9 April 2011

In July, the world’s most famous restaurant, elBulli, closes, to reopen in 2014 as a ‘creative centre’. Rough luck on the million-odd people who try for one of 8,000 reservations… Read more

A choice of first novels

9 April 2011
The End Salvatore Scibona

Cape, pp.304, 16.99

My Name is Mary Sutter Robin Oliviera

Penguin, pp.384, 12.99

Scissors, Paper, Stone Elizabeth Day

Bloomsbury, pp.256, 11.99

Rocco LaGrassa was ‘stout around the middle . . . wee at the ankles, and girlish at his tiny feet, a man in the shape of a lightbulb’. In Salvatore… Read more

Recent crime fiction

9 April 2011

Henning Mankell bestrides the landscape of Scandavian crime fiction like a despondent colossus. Last year’s The Man from Beijing, was a disappointing stand-alone thriller with too much polemical baggage. His… Read more

Kill or cure

Ifs and Buts: Personal Terms 5 Frederic Raphael

Carcanet, pp.185, 19.95

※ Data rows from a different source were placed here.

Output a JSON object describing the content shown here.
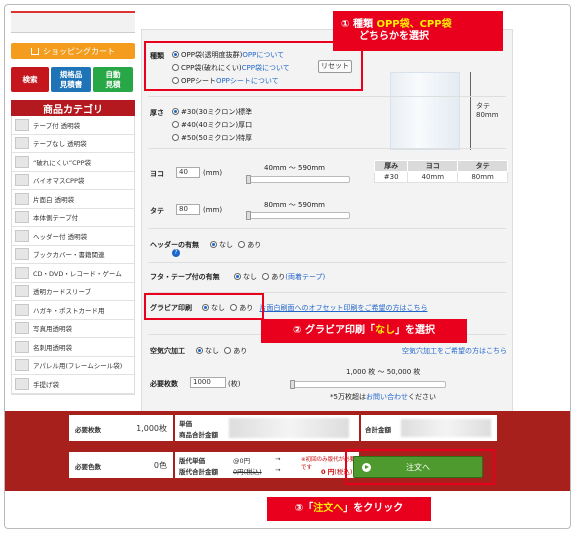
{
  "sidebar": {
    "cart_label": "ショッピングカート",
    "buttons": [
      "検索",
      "規格品\n見積書",
      "自動\n見積"
    ],
    "category_title": "商品カテゴリ",
    "categories": [
      "テープ付 透明袋",
      "テープなし 透明袋",
      "“破れにくい”CPP袋",
      "バイオマスCPP袋",
      "片面白 透明袋",
      "本体側テープ付",
      "ヘッダー付 透明袋",
      "ブックカバー・書籍関連",
      "CD・DVD・レコード・ゲーム",
      "透明カードスリーブ",
      "ハガキ・ポストカード用",
      "写真用透明袋",
      "名刺用透明袋",
      "アパレル用(フレームシール袋)",
      "手提げ袋"
    ]
  },
  "form": {
    "type_label": "種類",
    "type_options": [
      {
        "text": "OPP袋(透明度抜群)",
        "link": "OPPについて",
        "selected": true
      },
      {
        "text": "CPP袋(破れにくい)",
        "link": "CPP袋について",
        "selected": false
      },
      {
        "text": "OPPシート",
        "link": "OPPシートについて",
        "selected": false
      }
    ],
    "reset_label": "リセット",
    "thickness_label": "厚さ",
    "thickness_options": [
      {
        "text": "#30(30ミクロン)標準",
        "selected": true
      },
      {
        "text": "#40(40ミクロン)厚口",
        "selected": false
      },
      {
        "text": "#50(50ミクロン)特厚",
        "selected": false
      }
    ],
    "width_label": "ヨコ",
    "width_value": "40",
    "width_unit": "(mm)",
    "width_range": "40mm ～ 590mm",
    "height_label": "タテ",
    "height_value": "80",
    "height_unit": "(mm)",
    "height_range": "80mm ～ 590mm",
    "preview_dim": "タテ\n80mm",
    "header_hole_label": "ヘッダーの有無",
    "header_hole_options": [
      "なし",
      "あり"
    ],
    "flap_label": "フタ・テープ付の有無",
    "flap_options": [
      "なし",
      "あり"
    ],
    "flap_link": "(両着テープ)",
    "gravure_label": "グラビア印刷",
    "gravure_options": [
      "なし",
      "あり"
    ],
    "gravure_link": "片面白刷面へのオフセット印刷をご希望の方はこちら",
    "air_hole_label": "空気穴加工",
    "air_hole_options": [
      "なし",
      "あり"
    ],
    "air_hole_note": "空気穴加工をご希望の方はこちら",
    "qty_label": "必要枚数",
    "qty_value": "1000",
    "qty_unit": "(枚)",
    "qty_range": "1,000 枚 ～ 50,000 枚",
    "qty_note": "*5万枚超は",
    "qty_link": "お問い合わせ",
    "qty_note_tail": "ください"
  },
  "spec_table": {
    "headers": [
      "厚み",
      "ヨコ",
      "タテ"
    ],
    "row": [
      "#30",
      "40mm",
      "80mm"
    ]
  },
  "bottom": {
    "qty_label": "必要枚数",
    "qty_value": "1,000枚",
    "colors_label": "必要色数",
    "colors_value": "0色",
    "unit_price_label": "単価",
    "subtotal_label": "商品合計金額",
    "plate_label": "版代単価",
    "plate_total_label": "版代合計金額",
    "plate_price": "@0円",
    "plate_arrow": "→",
    "plate_total": "0円(税込)",
    "plate_total_after": "→",
    "plate_zero": "0 円",
    "plate_zero_tax": "(税込)",
    "plate_note": "※初回のみ版代が必要です",
    "grand_total_label": "合計金額",
    "order_label": "注文へ"
  },
  "callouts": {
    "c1_line1_prefix": "① 種類 ",
    "c1_line1_hl": "OPP袋、CPP袋",
    "c1_line2": "どちらかを選択",
    "c2_prefix": "② グラビア印刷「",
    "c2_hl": "なし",
    "c2_suffix": "」を選択",
    "c3_prefix": "③「",
    "c3_hl": "注文へ",
    "c3_suffix": "」をクリック"
  },
  "colors": {
    "accent_red": "#e8001c",
    "bottom_bar": "#a8201c",
    "order_green": "#4f9a2e",
    "cart_orange": "#f39c1d",
    "link_blue": "#2266cc"
  }
}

Frederic Raphael was the first man to use a four-letter word in The Spectator: the work of his fellow playwright Stephen King-Hall, he wrote in 1957, made him ‘puke’. Frederic… Read more